* [EXERCISE INSTRUCTIONS]: Leaving out any pictures, print the entries that follow exactly as they stand.
(STORED DATA Opens)
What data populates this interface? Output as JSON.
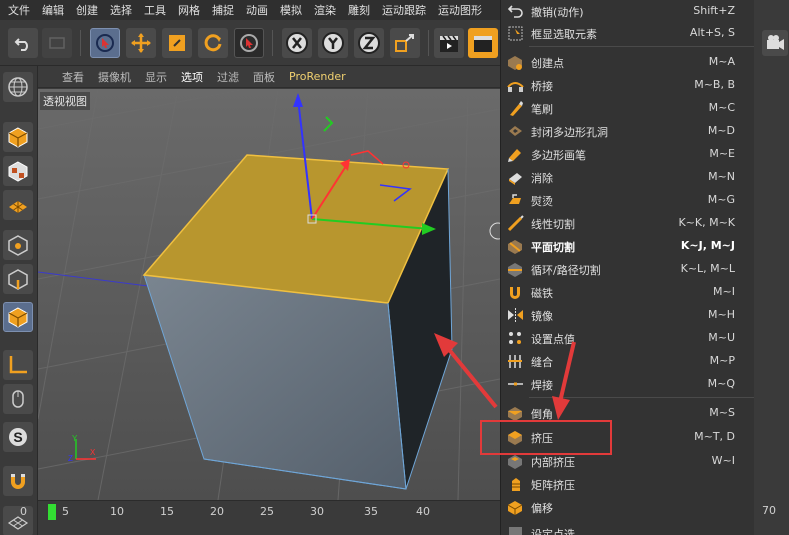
{
  "menubar": {
    "items": [
      "文件",
      "编辑",
      "创建",
      "选择",
      "工具",
      "网格",
      "捕捉",
      "动画",
      "模拟",
      "渲染",
      "雕刻",
      "运动跟踪",
      "运动图形"
    ]
  },
  "viewport_header": {
    "items": [
      "查看",
      "摄像机",
      "显示",
      "选项",
      "过滤",
      "面板",
      "ProRender"
    ],
    "active": "选项"
  },
  "viewport": {
    "label": "透视视图"
  },
  "timeline": {
    "ticks": [
      "0",
      "5",
      "10",
      "15",
      "20",
      "25",
      "30",
      "35",
      "40",
      "70"
    ]
  },
  "context_menu": {
    "items": [
      {
        "label": "撤销(动作)",
        "shortcut": "Shift+Z"
      },
      {
        "label": "框显选取元素",
        "shortcut": "Alt+S, S"
      },
      {
        "label": "创建点",
        "shortcut": "M~A"
      },
      {
        "label": "桥接",
        "shortcut": "M~B, B"
      },
      {
        "label": "笔刷",
        "shortcut": "M~C"
      },
      {
        "label": "封闭多边形孔洞",
        "shortcut": "M~D"
      },
      {
        "label": "多边形画笔",
        "shortcut": "M~E"
      },
      {
        "label": "消除",
        "shortcut": "M~N"
      },
      {
        "label": "熨烫",
        "shortcut": "M~G"
      },
      {
        "label": "线性切割",
        "shortcut": "K~K, M~K"
      },
      {
        "label": "平面切割",
        "shortcut": "K~J, M~J"
      },
      {
        "label": "循环/路径切割",
        "shortcut": "K~L, M~L"
      },
      {
        "label": "磁铁",
        "shortcut": "M~I"
      },
      {
        "label": "镜像",
        "shortcut": "M~H"
      },
      {
        "label": "设置点值",
        "shortcut": "M~U"
      },
      {
        "label": "缝合",
        "shortcut": "M~P"
      },
      {
        "label": "焊接",
        "shortcut": "M~Q"
      },
      {
        "label": "倒角",
        "shortcut": "M~S"
      },
      {
        "label": "挤压",
        "shortcut": "M~T, D"
      },
      {
        "label": "内部挤压",
        "shortcut": "W~I"
      },
      {
        "label": "矩阵挤压",
        "shortcut": ""
      },
      {
        "label": "偏移",
        "shortcut": ""
      },
      {
        "label": "设定点选...",
        "shortcut": ""
      }
    ]
  },
  "colors": {
    "accent_selected": "#5b6e8e",
    "top_face": "#b8962e",
    "highlight_red": "#e23a3a"
  }
}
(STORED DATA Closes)
* [ANSWER SPACE]:
What data populates this interface? Output as JSON.
{
  "menubar": {
    "items": [
      "文件",
      "编辑",
      "创建",
      "选择",
      "工具",
      "网格",
      "捕捉",
      "动画",
      "模拟",
      "渲染",
      "雕刻",
      "运动跟踪",
      "运动图形"
    ]
  },
  "viewport_header": {
    "items": [
      "查看",
      "摄像机",
      "显示",
      "选项",
      "过滤",
      "面板",
      "ProRender"
    ],
    "active": "选项"
  },
  "viewport": {
    "label": "透视视图"
  },
  "timeline": {
    "ticks": [
      "0",
      "5",
      "10",
      "15",
      "20",
      "25",
      "30",
      "35",
      "40",
      "70"
    ]
  },
  "context_menu": {
    "items": [
      {
        "label": "撤销(动作)",
        "shortcut": "Shift+Z"
      },
      {
        "label": "框显选取元素",
        "shortcut": "Alt+S, S"
      },
      {
        "label": "创建点",
        "shortcut": "M~A"
      },
      {
        "label": "桥接",
        "shortcut": "M~B, B"
      },
      {
        "label": "笔刷",
        "shortcut": "M~C"
      },
      {
        "label": "封闭多边形孔洞",
        "shortcut": "M~D"
      },
      {
        "label": "多边形画笔",
        "shortcut": "M~E"
      },
      {
        "label": "消除",
        "shortcut": "M~N"
      },
      {
        "label": "熨烫",
        "shortcut": "M~G"
      },
      {
        "label": "线性切割",
        "shortcut": "K~K, M~K"
      },
      {
        "label": "平面切割",
        "shortcut": "K~J, M~J"
      },
      {
        "label": "循环/路径切割",
        "shortcut": "K~L, M~L"
      },
      {
        "label": "磁铁",
        "shortcut": "M~I"
      },
      {
        "label": "镜像",
        "shortcut": "M~H"
      },
      {
        "label": "设置点值",
        "shortcut": "M~U"
      },
      {
        "label": "缝合",
        "shortcut": "M~P"
      },
      {
        "label": "焊接",
        "shortcut": "M~Q"
      },
      {
        "label": "倒角",
        "shortcut": "M~S"
      },
      {
        "label": "挤压",
        "shortcut": "M~T, D"
      },
      {
        "label": "内部挤压",
        "shortcut": "W~I"
      },
      {
        "label": "矩阵挤压",
        "shortcut": ""
      },
      {
        "label": "偏移",
        "shortcut": ""
      },
      {
        "label": "设定点选...",
        "shortcut": ""
      }
    ]
  },
  "colors": {
    "accent_selected": "#5b6e8e",
    "top_face": "#b8962e",
    "highlight_red": "#e23a3a"
  }
}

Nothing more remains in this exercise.